A Pipeline from Great Books to Great Hearts
At Great Hearts Academies, they’re looking for a certain type of teacher.
It’s not necessarily about their college major, says Kiann Mapes, vice president of faculty talent at Great Hearts, nor is it about how many years they have spent in the classroom.
“More important than all of those things is who they are,” Mapes says. “What are the things they love? What virtues do they possess? What particular inclinations toward lifelong learning do they possess?”
The pursuit of lifelong learners has created a pipeline between St. John’s College and Great Hearts—a group of nearly 30 schools in Arizona and Texas. The schools, with curriculum focused on the great books of Western civilization, serve approximately 14,000 students in kindergarten through 12th grade.
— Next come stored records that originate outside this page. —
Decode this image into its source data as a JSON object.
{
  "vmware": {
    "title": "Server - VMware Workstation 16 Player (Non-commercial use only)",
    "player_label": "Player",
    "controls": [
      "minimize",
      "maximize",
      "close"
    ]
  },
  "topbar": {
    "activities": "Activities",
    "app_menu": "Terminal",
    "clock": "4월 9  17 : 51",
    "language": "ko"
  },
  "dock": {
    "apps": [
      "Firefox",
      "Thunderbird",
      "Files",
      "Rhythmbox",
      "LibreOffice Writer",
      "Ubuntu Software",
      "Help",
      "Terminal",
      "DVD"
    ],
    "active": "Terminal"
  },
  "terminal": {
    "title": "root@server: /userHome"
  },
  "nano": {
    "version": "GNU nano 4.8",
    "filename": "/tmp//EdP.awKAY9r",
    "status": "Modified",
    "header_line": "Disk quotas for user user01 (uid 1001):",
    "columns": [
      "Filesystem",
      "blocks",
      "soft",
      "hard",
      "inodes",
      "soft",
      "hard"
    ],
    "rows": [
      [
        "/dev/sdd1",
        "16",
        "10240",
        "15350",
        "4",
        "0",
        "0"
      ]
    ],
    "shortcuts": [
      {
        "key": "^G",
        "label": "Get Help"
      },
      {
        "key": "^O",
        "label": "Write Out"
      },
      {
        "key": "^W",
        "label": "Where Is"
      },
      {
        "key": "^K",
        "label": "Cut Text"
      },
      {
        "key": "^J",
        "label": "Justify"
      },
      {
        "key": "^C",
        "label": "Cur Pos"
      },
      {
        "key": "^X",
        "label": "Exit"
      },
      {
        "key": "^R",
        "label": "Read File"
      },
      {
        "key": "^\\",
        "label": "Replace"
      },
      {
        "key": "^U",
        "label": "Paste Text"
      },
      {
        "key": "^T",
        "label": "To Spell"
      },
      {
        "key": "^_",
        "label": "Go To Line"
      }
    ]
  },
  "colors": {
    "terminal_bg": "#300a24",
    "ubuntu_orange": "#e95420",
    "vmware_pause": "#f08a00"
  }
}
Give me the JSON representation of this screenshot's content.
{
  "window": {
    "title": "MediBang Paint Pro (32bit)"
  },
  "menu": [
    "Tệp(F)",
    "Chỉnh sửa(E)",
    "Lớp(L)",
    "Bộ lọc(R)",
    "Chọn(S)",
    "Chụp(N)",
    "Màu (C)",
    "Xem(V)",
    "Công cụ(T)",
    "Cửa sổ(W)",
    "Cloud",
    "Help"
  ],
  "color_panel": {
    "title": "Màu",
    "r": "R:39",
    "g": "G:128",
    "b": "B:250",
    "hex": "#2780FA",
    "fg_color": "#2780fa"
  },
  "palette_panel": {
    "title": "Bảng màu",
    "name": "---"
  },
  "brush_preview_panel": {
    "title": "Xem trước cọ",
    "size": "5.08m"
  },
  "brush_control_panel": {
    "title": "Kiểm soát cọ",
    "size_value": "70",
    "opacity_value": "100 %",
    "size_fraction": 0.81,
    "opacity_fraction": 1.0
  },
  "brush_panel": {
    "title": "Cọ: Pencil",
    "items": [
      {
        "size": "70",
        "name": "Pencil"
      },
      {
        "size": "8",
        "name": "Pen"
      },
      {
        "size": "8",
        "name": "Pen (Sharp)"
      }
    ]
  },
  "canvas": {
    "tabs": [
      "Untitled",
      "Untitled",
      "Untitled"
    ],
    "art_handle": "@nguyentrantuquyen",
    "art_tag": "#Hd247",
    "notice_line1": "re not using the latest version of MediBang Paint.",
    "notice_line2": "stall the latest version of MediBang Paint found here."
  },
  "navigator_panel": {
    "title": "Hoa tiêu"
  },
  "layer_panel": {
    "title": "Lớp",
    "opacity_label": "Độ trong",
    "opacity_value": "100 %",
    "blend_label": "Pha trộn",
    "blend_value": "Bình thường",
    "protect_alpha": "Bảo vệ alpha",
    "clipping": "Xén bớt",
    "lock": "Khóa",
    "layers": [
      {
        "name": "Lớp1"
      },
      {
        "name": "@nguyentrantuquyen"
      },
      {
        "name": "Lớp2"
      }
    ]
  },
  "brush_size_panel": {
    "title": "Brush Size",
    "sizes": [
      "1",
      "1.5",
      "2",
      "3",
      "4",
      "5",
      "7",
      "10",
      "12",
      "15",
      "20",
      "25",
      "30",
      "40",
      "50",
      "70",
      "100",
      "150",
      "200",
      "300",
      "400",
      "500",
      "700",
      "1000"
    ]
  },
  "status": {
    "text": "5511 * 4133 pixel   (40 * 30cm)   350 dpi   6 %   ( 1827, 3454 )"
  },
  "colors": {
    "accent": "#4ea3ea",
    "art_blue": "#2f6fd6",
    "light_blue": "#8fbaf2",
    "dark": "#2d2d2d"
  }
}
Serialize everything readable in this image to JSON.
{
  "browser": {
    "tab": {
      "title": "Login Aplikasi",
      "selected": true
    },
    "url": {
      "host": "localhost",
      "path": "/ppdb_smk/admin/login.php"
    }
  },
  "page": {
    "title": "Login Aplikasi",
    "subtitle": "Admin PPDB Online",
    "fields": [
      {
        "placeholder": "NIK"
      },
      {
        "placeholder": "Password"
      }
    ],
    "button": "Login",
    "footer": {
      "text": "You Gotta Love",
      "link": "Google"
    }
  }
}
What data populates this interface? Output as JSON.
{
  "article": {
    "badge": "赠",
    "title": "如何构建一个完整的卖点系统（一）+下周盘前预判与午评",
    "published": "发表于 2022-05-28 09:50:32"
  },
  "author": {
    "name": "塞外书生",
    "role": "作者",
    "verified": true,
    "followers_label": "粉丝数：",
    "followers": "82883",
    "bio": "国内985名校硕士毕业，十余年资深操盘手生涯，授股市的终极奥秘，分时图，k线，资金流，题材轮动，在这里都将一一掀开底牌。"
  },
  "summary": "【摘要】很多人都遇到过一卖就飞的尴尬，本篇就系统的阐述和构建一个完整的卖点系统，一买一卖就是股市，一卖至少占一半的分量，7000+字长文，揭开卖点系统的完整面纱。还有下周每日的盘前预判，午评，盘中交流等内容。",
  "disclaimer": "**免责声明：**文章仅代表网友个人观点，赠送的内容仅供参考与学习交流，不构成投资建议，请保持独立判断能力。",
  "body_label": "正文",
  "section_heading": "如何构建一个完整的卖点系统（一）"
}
As of this spring, 76 St. John’s graduates from Annapolis and Santa Fe were working at Great Hearts schools, doing everything from teaching and recruiting to working at the administrative level. That number is set to increase as at least 11 St. John’s graduates have accepted offers to begin working there this fall.
“Obviously the education that they’ve had in the great books (at St. John’s) and the familiarity they have with the whole of Western tradition is essential and has proven to be very valuable,” Mapes says. “That is something we’ve seen reveal itself in really important ways with St. John’s graduates and why we continue to recruit St. John’s graduates.”
Scott Chevaillier, who came to St. John’s in Santa Fe as a January Freshman in 2014 and graduated this spring from the Annapolis campus, will be joining the Great Hearts ranks in the coming months. The Tulsa, Oklahoma, native is set to begin training in July, and start teaching at Great Hearts Northern Oaks in San Antonio, Texas, this fall.
Chevaillier was thinking about becoming a teacher when he decided to attend St. John’s. He then spent a year-and-a-half in Santa Fe before transferring to the Annapolis campus.
Last year, a St. John’s alumnus and former Great Hearts teacher came to the Annapolis campus to speak about his work there. That discussion helped Chevaillier realize Great Hearts would be a good fit for him.
In January, Chevaillier interviewed for a teaching job at Great Hearts and was asked to lead a class through a lesson on transitive verbs.
“I didn’t know what to expect,” Chevaillier says, “so I went in there and just kind of gave them the old ‘St. John’s one-two.’ They really liked the way I approached the students with questions and was learning alongside them.”
Chevaillier says he is excited about the opportunity ahead, and was relieved to have a job lined up before he graduated this spring.
“I’m excited about the faculty there,” Chevaillier says. “They’re all young and love the great books. They do seminars with each other, they read books together. I’m hoping to learn quite a bit myself.”
Some St. John’s graduates like to teach at the elementary school level so they can “lay the foundation” for students to study the classics, Mapes says. Other St. John’s graduates prefer to teach at the high school level, where students read and discuss some of the same things students do at St. John’s.
Students read unabridged texts and have seminars. They study history and philosophy. Fine arts are stressed, Mapes says, and the math and science components of the curriculum are “rigorous.”
“I think their ideal teacher there is a St. John’s student,” Chevaillier says. “I think it’s cool that there’s a St. John’s high school experience. I think I would have benefitted from something like that.”